Dataset rows describing interfaces
►

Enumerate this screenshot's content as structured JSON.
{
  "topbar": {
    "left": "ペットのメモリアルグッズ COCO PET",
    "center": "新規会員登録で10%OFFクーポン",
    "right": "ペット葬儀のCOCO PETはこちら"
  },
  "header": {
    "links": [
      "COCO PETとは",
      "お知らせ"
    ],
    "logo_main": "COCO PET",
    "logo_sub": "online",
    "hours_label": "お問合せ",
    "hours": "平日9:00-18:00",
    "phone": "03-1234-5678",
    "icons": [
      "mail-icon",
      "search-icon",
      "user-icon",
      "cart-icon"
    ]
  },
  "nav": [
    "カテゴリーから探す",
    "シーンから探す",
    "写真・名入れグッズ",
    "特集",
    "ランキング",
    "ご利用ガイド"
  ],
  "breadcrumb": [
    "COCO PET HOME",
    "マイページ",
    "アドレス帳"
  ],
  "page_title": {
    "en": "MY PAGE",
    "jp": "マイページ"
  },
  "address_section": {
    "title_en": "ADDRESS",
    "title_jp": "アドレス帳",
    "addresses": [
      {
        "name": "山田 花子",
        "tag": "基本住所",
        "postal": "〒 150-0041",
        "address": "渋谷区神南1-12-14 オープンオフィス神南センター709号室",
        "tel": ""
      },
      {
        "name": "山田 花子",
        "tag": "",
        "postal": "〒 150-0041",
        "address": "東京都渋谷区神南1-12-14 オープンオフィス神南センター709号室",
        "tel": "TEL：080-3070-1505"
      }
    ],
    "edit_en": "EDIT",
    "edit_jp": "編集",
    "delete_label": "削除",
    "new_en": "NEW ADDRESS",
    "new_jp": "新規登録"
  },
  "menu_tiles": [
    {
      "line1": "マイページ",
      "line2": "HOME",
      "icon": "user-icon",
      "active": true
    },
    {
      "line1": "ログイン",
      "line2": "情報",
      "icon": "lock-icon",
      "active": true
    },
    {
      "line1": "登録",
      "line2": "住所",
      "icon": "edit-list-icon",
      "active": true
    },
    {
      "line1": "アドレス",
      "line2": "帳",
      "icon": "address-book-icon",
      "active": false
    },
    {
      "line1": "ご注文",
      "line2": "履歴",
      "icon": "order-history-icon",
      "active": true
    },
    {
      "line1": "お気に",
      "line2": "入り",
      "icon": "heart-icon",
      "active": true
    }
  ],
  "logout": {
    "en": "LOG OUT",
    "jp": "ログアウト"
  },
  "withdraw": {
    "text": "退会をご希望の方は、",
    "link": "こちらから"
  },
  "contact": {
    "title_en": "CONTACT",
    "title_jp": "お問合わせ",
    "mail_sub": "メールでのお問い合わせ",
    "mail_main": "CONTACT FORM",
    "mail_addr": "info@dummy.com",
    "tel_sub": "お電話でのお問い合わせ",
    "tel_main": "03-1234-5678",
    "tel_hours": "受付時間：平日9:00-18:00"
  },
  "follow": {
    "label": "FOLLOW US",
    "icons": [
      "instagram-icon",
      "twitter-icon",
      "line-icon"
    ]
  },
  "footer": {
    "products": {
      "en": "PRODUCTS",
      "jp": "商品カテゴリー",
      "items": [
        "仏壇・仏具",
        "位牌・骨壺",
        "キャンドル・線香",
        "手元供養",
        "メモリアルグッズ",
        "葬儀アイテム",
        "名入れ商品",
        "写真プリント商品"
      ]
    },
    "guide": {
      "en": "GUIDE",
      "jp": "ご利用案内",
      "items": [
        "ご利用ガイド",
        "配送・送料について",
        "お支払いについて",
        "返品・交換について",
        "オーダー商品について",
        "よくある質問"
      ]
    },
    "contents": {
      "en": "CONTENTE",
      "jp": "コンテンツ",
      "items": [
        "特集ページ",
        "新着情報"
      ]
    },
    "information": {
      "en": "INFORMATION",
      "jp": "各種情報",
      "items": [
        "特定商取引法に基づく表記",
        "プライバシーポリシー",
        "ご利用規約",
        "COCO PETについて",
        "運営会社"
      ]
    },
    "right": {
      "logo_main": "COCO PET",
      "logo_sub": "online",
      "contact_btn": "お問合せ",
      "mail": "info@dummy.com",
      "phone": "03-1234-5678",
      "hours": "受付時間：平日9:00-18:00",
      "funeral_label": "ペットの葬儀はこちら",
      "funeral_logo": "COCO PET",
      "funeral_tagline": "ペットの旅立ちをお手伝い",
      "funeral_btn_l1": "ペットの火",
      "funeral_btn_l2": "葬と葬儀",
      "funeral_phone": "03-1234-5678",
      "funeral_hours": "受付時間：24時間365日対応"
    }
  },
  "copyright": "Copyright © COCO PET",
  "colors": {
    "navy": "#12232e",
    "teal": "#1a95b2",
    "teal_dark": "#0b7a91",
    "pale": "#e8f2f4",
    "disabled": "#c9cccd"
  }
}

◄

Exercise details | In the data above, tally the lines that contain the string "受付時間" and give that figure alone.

Written response | 3